Copy each line of the material below that includes the string "აქტიური".

*** DATA EXTRACT ***

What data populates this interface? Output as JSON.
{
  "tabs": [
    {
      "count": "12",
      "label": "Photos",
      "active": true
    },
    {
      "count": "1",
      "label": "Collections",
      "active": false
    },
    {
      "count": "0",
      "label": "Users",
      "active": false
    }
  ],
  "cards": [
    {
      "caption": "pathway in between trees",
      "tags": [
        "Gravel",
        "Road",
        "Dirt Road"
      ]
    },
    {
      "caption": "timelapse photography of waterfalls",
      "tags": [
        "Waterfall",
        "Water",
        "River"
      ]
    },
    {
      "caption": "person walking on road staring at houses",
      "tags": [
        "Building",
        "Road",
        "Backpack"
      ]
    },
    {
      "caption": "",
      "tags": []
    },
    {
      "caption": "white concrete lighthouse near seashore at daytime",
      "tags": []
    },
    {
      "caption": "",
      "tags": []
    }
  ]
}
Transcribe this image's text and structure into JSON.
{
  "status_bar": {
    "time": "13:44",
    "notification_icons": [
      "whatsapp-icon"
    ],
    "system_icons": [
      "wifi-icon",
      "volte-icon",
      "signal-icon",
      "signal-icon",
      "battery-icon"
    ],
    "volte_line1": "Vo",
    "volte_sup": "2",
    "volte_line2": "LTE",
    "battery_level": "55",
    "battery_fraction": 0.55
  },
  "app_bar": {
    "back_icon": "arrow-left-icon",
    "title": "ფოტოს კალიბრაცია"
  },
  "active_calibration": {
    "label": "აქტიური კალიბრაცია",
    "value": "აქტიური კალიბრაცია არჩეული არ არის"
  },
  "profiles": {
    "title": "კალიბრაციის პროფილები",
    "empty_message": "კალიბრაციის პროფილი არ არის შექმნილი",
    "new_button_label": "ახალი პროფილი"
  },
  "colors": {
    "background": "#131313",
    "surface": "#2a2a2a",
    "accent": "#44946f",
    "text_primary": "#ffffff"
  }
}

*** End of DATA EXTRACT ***

• **RESPONSE AREA**
    "label": "აქტიური კალიბრაცია",
    "value": "აქტიური კალიბრაცია არჩეული არ არის"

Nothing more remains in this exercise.